(*) 14 cf. Plato, Rep. 546 b 7‐c 1; Iambl. in Stob. Anth. I 364, 22; De myst. 17, 17 15 cf. Plato, Rep. 400 d 3, 413 e 4; Theon, Expos. 11, 9–20; Iambl. Comm. 69, 10 16 cf. Iambl. Comm. 61, 15–16 17–19 cf. Aristot. De an. 404 b 22–4; Iambl. De an. in Stob. Anth. I 364, 15–18; Simplic. In de an. 29, 2–9 20–1 cf. Aristot. Eth. Nic. 1178 a 6–7 22–3 cf. Philolaus in DK I 416, 8–10; Theon, Expos. 103, 1–3 24–7 cf. Nicom. Intro. arith. 36, 6–37, 2; Anatolius, De dec. 31, 16–18; anon. Theol. arith. 19, 12–17; Iambl. In Nic. 17, 1–2; 32, 25 ff.; 53, 6–9 30 cf. Aristot. Eth. Nic. 1096 b 6 31 cf. Iambl. Comm. 56, 8–11; In Nic. 35, 2–3 32–3 cf. anon. Theol. arith. 16, 18–21; Nicom. in Phot. Bibl. III 43 (143 b 28) 32 cf. Aristot. Eth. Nic. 1139 a 8 33–4 cf. anon. Theol. arith. 4, 4–5 (Nicom.); Iambl. In Nic. 6, 6–7 37–9 cf. Plato, Rep. 442 c 1–3; Laws 802 d 9; Iambl. in Stob. Anth. III 320, 2; Syrian, In met. 131, 35–7 40 cf. Anatolius, De dec. 31, 16–18; anon. Theol. arith. 17, 10–12 (Anatolius); Iambl. in Stob. Anth. III 257, 14–258, 2; 271, 25–6 44–6 cf. Iambl. In Tim. fr. 53, 12–13 46–7 = anon. Theol. arith. 37, 2–4 (Nicom.) = Iambl. In Nic. 16, 16–18; cf. Anatolius, De dec. 31, 22–3; Iambl. Comm. 61, 1–3; Pr. 118, 1–3; Bertier et al. (1980), 158 47–8 cf. anon. Theol. arith. 29, 6–10

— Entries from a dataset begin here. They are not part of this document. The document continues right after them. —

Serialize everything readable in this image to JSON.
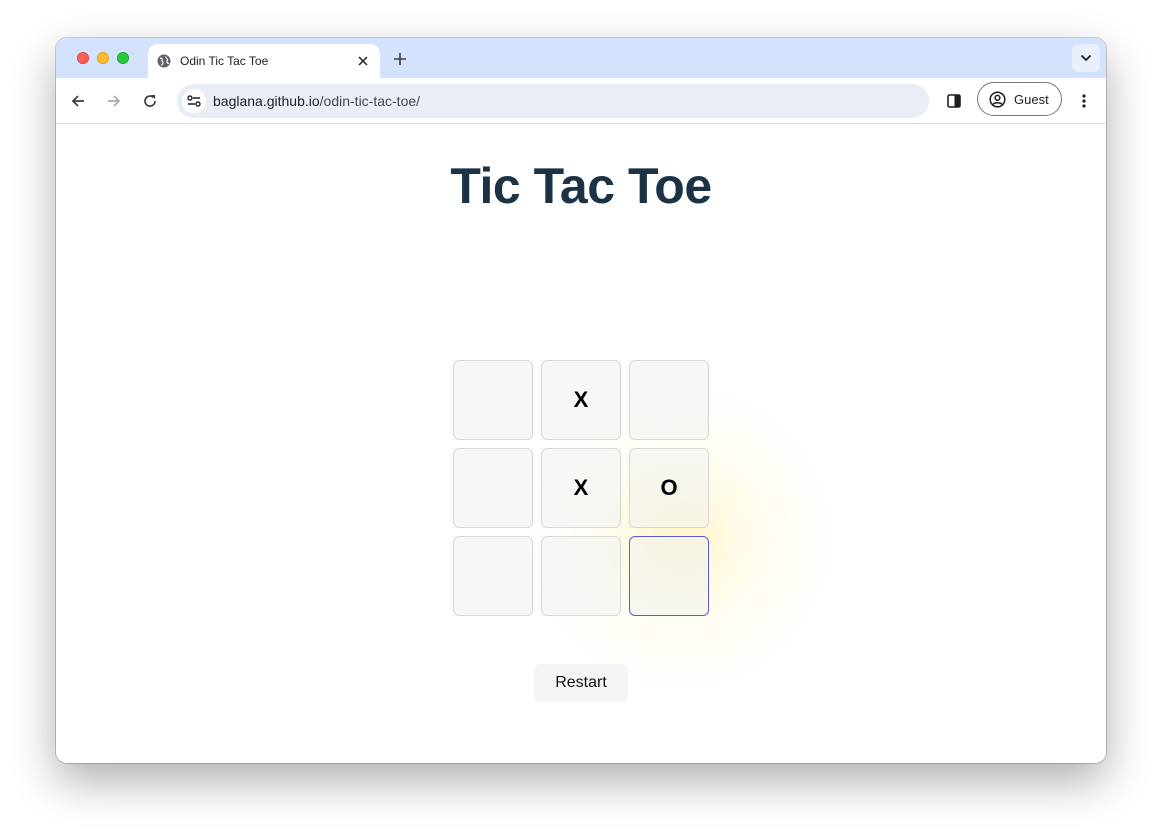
{
  "browser": {
    "tab": {
      "title": "Odin Tic Tac Toe",
      "favicon": "globe-icon"
    },
    "address_bar": {
      "host": "baglana.github.io",
      "path": "/odin-tic-tac-toe/"
    },
    "profile": {
      "label": "Guest"
    }
  },
  "page": {
    "title": "Tic Tac Toe",
    "board": {
      "cells": [
        "",
        "X",
        "",
        "",
        "X",
        "O",
        "",
        "",
        ""
      ],
      "focused_cell": 8
    },
    "restart_label": "Restart"
  },
  "colors": {
    "title": "#1c3346",
    "tabbar": "#d3e3fd",
    "focus_border": "#5b5bd6"
  }
}
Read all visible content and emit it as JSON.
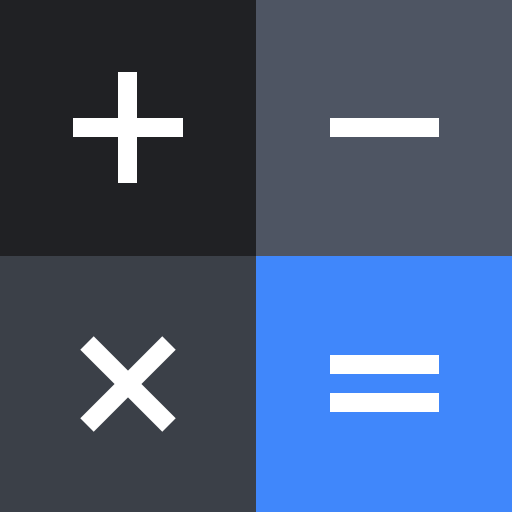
{
  "app_icon": {
    "tiles": [
      {
        "id": "plus",
        "icon": "plus-icon",
        "color": "#202124"
      },
      {
        "id": "minus",
        "icon": "minus-icon",
        "color": "#4e5563"
      },
      {
        "id": "times",
        "icon": "multiply-icon",
        "color": "#3b4048"
      },
      {
        "id": "equals",
        "icon": "equals-icon",
        "color": "#4087fb"
      }
    ],
    "glyph_color": "#ffffff"
  }
}
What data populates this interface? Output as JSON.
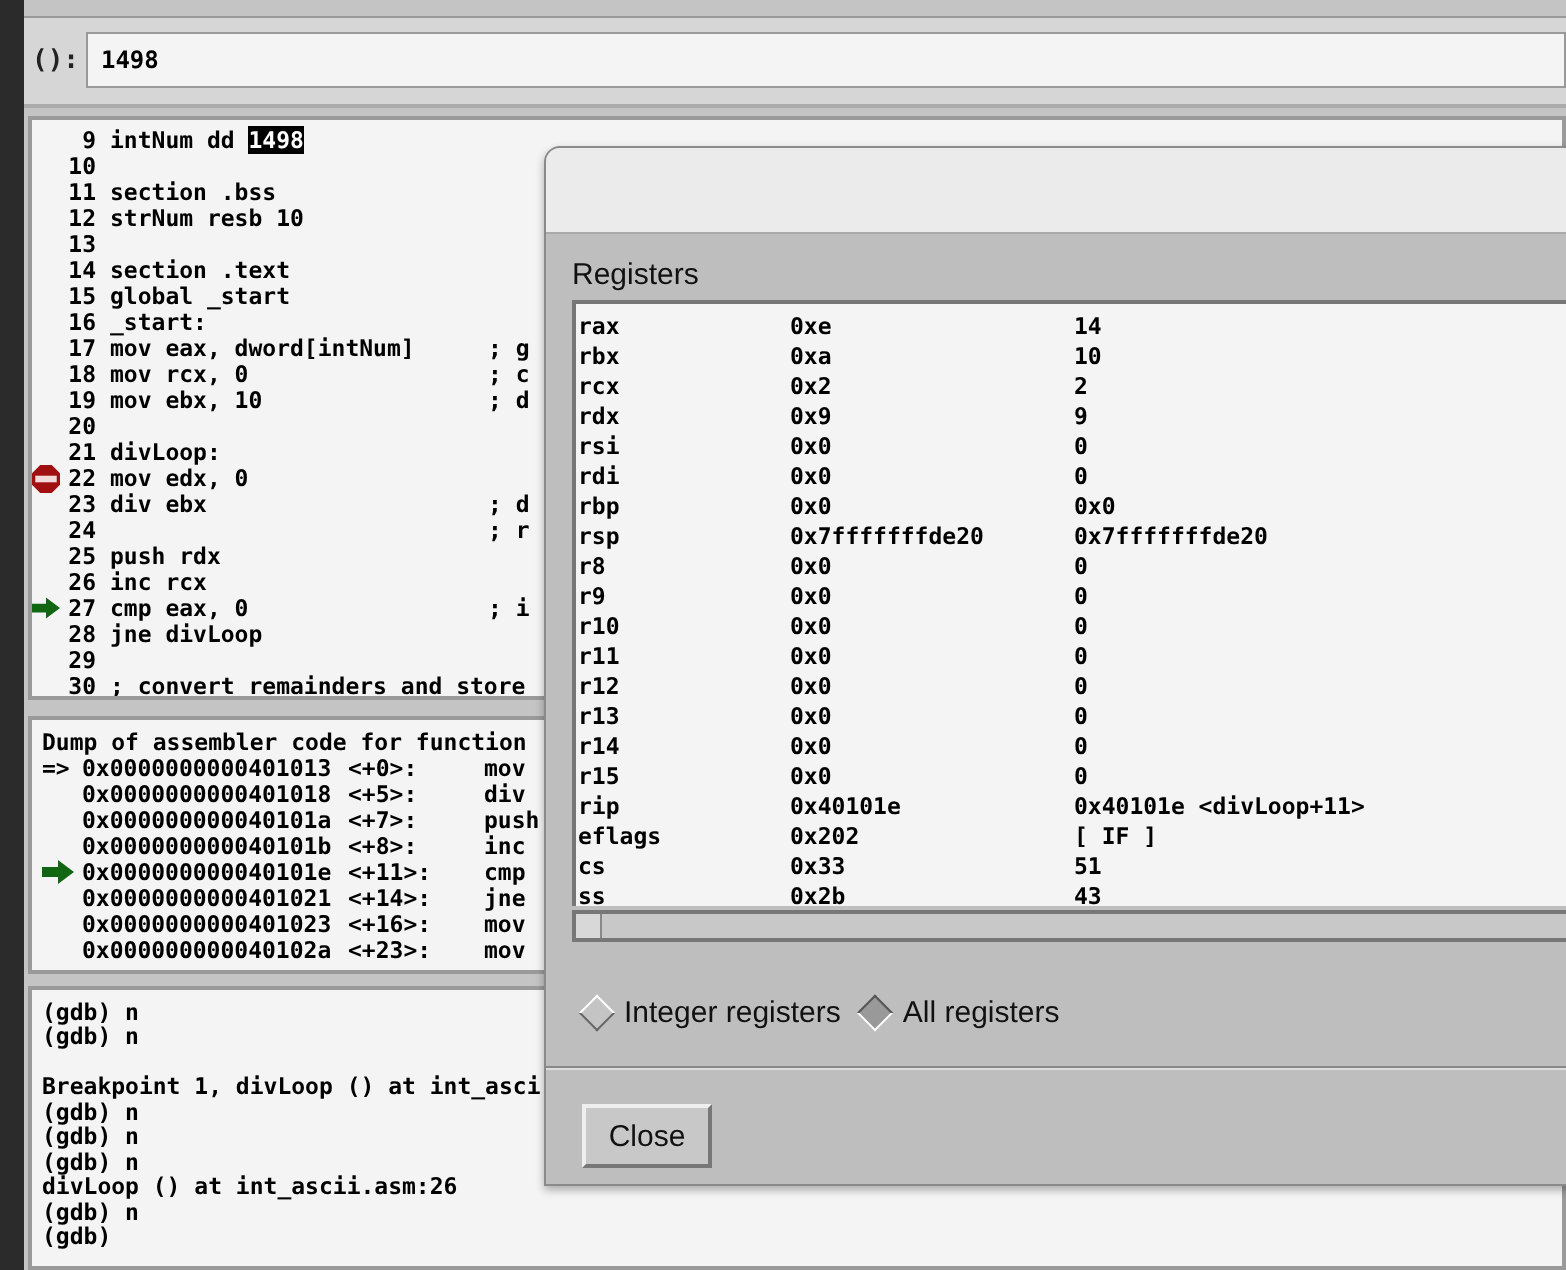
{
  "argument_field": {
    "label": "():",
    "value": "1498"
  },
  "source": [
    {
      "num": "9",
      "code": "intNum dd ",
      "selection": "1498",
      "breakpoint": false,
      "current": false
    },
    {
      "num": "10",
      "breakpoint": false,
      "current": false
    },
    {
      "num": "11",
      "code": "section .bss",
      "breakpoint": false,
      "current": false
    },
    {
      "num": "12",
      "code": "strNum resb 10",
      "breakpoint": false,
      "current": false
    },
    {
      "num": "13",
      "breakpoint": false,
      "current": false
    },
    {
      "num": "14",
      "code": "section .text",
      "breakpoint": false,
      "current": false
    },
    {
      "num": "15",
      "code": "global _start",
      "breakpoint": false,
      "current": false
    },
    {
      "num": "16",
      "code": "_start:",
      "breakpoint": false,
      "current": false
    },
    {
      "num": "17",
      "code": "mov eax, dword[intNum]",
      "comment": "; g",
      "breakpoint": false,
      "current": false
    },
    {
      "num": "18",
      "code": "mov rcx, 0",
      "comment": "; c",
      "breakpoint": false,
      "current": false
    },
    {
      "num": "19",
      "code": "mov ebx, 10",
      "comment": "; d",
      "breakpoint": false,
      "current": false
    },
    {
      "num": "20",
      "breakpoint": false,
      "current": false
    },
    {
      "num": "21",
      "code": "divLoop:",
      "breakpoint": false,
      "current": false
    },
    {
      "num": "22",
      "code": "mov edx, 0",
      "breakpoint": true,
      "current": false
    },
    {
      "num": "23",
      "code": "div ebx",
      "comment": "; d",
      "breakpoint": false,
      "current": false
    },
    {
      "num": "24",
      "comment": "; r",
      "breakpoint": false,
      "current": false
    },
    {
      "num": "25",
      "code": "push rdx",
      "breakpoint": false,
      "current": false
    },
    {
      "num": "26",
      "code": "inc rcx",
      "breakpoint": false,
      "current": false
    },
    {
      "num": "27",
      "code": "cmp eax, 0",
      "comment": "; i",
      "breakpoint": false,
      "current": true
    },
    {
      "num": "28",
      "code": "jne divLoop",
      "breakpoint": false,
      "current": false
    },
    {
      "num": "29",
      "breakpoint": false,
      "current": false
    },
    {
      "num": "30",
      "code": "; convert remainders and store",
      "breakpoint": false,
      "current": false
    }
  ],
  "disassembly": {
    "header": "Dump of assembler code for function",
    "lines": [
      {
        "prefix": "=>",
        "address": "0x0000000000401013",
        "offset": "<+0>:",
        "instr": "mov",
        "current": false
      },
      {
        "address": "0x0000000000401018",
        "offset": "<+5>:",
        "instr": "div",
        "current": false
      },
      {
        "address": "0x000000000040101a",
        "offset": "<+7>:",
        "instr": "push",
        "current": false
      },
      {
        "address": "0x000000000040101b",
        "offset": "<+8>:",
        "instr": "inc",
        "current": false
      },
      {
        "address": "0x000000000040101e",
        "offset": "<+11>:",
        "instr": "cmp",
        "current": true
      },
      {
        "address": "0x0000000000401021",
        "offset": "<+14>:",
        "instr": "jne",
        "current": false
      },
      {
        "address": "0x0000000000401023",
        "offset": "<+16>:",
        "instr": "mov",
        "current": false
      },
      {
        "address": "0x000000000040102a",
        "offset": "<+23>:",
        "instr": "mov",
        "current": false
      }
    ]
  },
  "console": [
    {
      "text": "(gdb) n"
    },
    {
      "text": "(gdb) n"
    },
    {
      "text": "Breakpoint 1, divLoop () at int_asci",
      "gap_before": true
    },
    {
      "text": "(gdb) n"
    },
    {
      "text": "(gdb) n"
    },
    {
      "text": "(gdb) n"
    },
    {
      "text": "divLoop () at int_ascii.asm:26"
    },
    {
      "text": "(gdb) n"
    },
    {
      "text": "(gdb)"
    }
  ],
  "registers_dialog": {
    "title": "Registers",
    "rows": [
      [
        "rax",
        "0xe",
        "14"
      ],
      [
        "rbx",
        "0xa",
        "10"
      ],
      [
        "rcx",
        "0x2",
        "2"
      ],
      [
        "rdx",
        "0x9",
        "9"
      ],
      [
        "rsi",
        "0x0",
        "0"
      ],
      [
        "rdi",
        "0x0",
        "0"
      ],
      [
        "rbp",
        "0x0",
        "0x0"
      ],
      [
        "rsp",
        "0x7fffffffde20",
        "0x7fffffffde20"
      ],
      [
        "r8",
        "0x0",
        "0"
      ],
      [
        "r9",
        "0x0",
        "0"
      ],
      [
        "r10",
        "0x0",
        "0"
      ],
      [
        "r11",
        "0x0",
        "0"
      ],
      [
        "r12",
        "0x0",
        "0"
      ],
      [
        "r13",
        "0x0",
        "0"
      ],
      [
        "r14",
        "0x0",
        "0"
      ],
      [
        "r15",
        "0x0",
        "0"
      ],
      [
        "rip",
        "0x40101e",
        "0x40101e <divLoop+11>"
      ],
      [
        "eflags",
        "0x202",
        "[ IF ]"
      ],
      [
        "cs",
        "0x33",
        "51"
      ],
      [
        "ss",
        "0x2b",
        "43"
      ]
    ],
    "options": [
      {
        "label": "Integer registers",
        "selected": false
      },
      {
        "label": "All registers",
        "selected": true
      }
    ],
    "close_button": "Close"
  }
}
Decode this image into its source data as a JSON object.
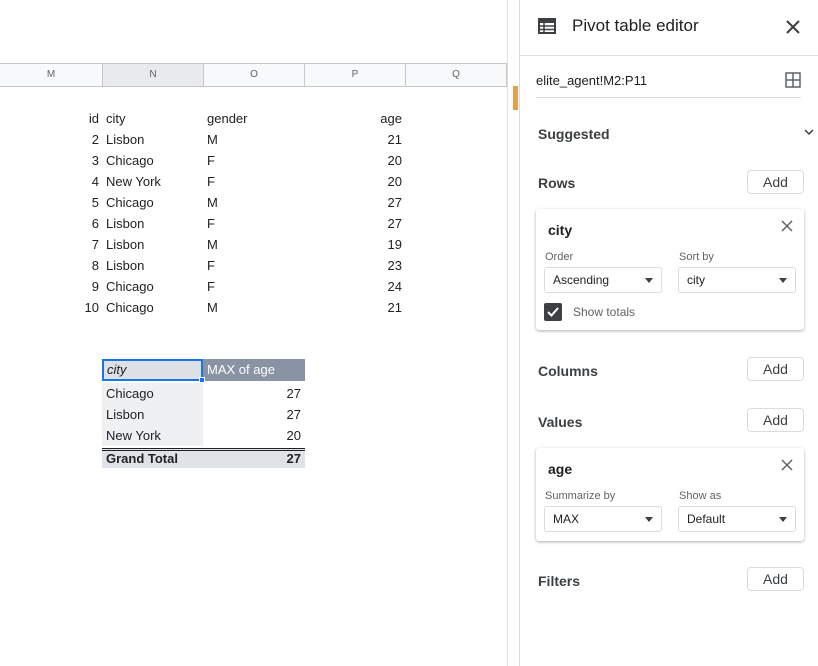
{
  "sheet": {
    "columns": [
      "M",
      "N",
      "O",
      "P",
      "Q"
    ],
    "headers": {
      "id": "id",
      "city": "city",
      "gender": "gender",
      "age": "age"
    },
    "rows": [
      {
        "id": "2",
        "city": "Lisbon",
        "gender": "M",
        "age": "21"
      },
      {
        "id": "3",
        "city": "Chicago",
        "gender": "F",
        "age": "20"
      },
      {
        "id": "4",
        "city": "New York",
        "gender": "F",
        "age": "20"
      },
      {
        "id": "5",
        "city": "Chicago",
        "gender": "M",
        "age": "27"
      },
      {
        "id": "6",
        "city": "Lisbon",
        "gender": "F",
        "age": "27"
      },
      {
        "id": "7",
        "city": "Lisbon",
        "gender": "M",
        "age": "19"
      },
      {
        "id": "8",
        "city": "Lisbon",
        "gender": "F",
        "age": "23"
      },
      {
        "id": "9",
        "city": "Chicago",
        "gender": "F",
        "age": "24"
      },
      {
        "id": "10",
        "city": "Chicago",
        "gender": "M",
        "age": "21"
      }
    ],
    "pivot": {
      "header_city": "city",
      "header_value": "MAX of age",
      "rows": [
        {
          "city": "Chicago",
          "value": "27"
        },
        {
          "city": "Lisbon",
          "value": "27"
        },
        {
          "city": "New York",
          "value": "20"
        }
      ],
      "total_label": "Grand Total",
      "total_value": "27"
    }
  },
  "editor": {
    "title": "Pivot table editor",
    "title_icon": "table-icon",
    "close_icon": "close-icon",
    "range": "elite_agent!M2:P11",
    "range_icon": "grid-select-icon",
    "suggested_label": "Suggested",
    "rows_label": "Rows",
    "columns_label": "Columns",
    "values_label": "Values",
    "filters_label": "Filters",
    "add_label": "Add",
    "row_card": {
      "title": "city",
      "order_label": "Order",
      "order_value": "Ascending",
      "sortby_label": "Sort by",
      "sortby_value": "city",
      "show_totals_label": "Show totals",
      "show_totals_checked": true
    },
    "value_card": {
      "title": "age",
      "summarize_label": "Summarize by",
      "summarize_value": "MAX",
      "showas_label": "Show as",
      "showas_value": "Default"
    }
  },
  "colors": {
    "accent": "#1a73e8",
    "pivot_header": "#8a93a3",
    "scroll_thumb": "#e6a049"
  }
}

(*) 49–51 cf. anon. Theol. arith. 37, 4–10; Theon, Expos. 101, 14–23; Iambl. In Nic. 16, 18–17, 2 53–7 cf. Iambl. Comm. 63, 23–31 56 cf. Iambl. Comm. 64, 6 57–8 cf. Iambl. De myst. 23, 15–16; 160, 1–3 59–63 cf. Iambl. Pr. 23, 21–5; Comm. 16, 10–14; Syrian. In met. 182, 3–7 64–6 cf. Iambl. Comm. 63, 24–7; 92, 14–15; 61, 6 67–70 cf. Iambl. De myst. 261, 9–263, 7; 264, 13–265, 5; Procl. El. theol. prop. 113 (100, 5–9); Theol. Plat. III 12, 10–11; 36, 13–15 71–2 cf. Plato Laws 715 e; Ocellus in DK I 441, 7–8; Theon, Expos. 100, 13–14; 46, 15; anon. Theol. arith. 17, 4–5 (Anatolius); Iambl. De myst. 60, 1–2 72–4 cf. Syrian. In met. 140, 10–18 76–7 cf. anon. Theol. arith. 12, 10–11; Syrian. In met. 5, 22–3; 112, 16 and 35–113, 3; Procl. El. theol. prop. 152; Theol. Plat. I 122, 8–10; III 45, 3–5

(*) 88–9 cf. Psellus, Philos. min. no. 29, 106, 10–11

(1) By kind permission of Johns Hopkins University Press. I have made one minor change, at On Eth. Theol. Arith. 48, where, rather than indicating as before a lacuna after δικαιοσύνῃ, I would suggest correcting τέττα∂α to πέντɛ (as required by the context), but hesitate in view of the persistent indecision in Neopythagorean texts (cf. the references given ad loc.) as to whether justice is to be identified with the numbers four or five.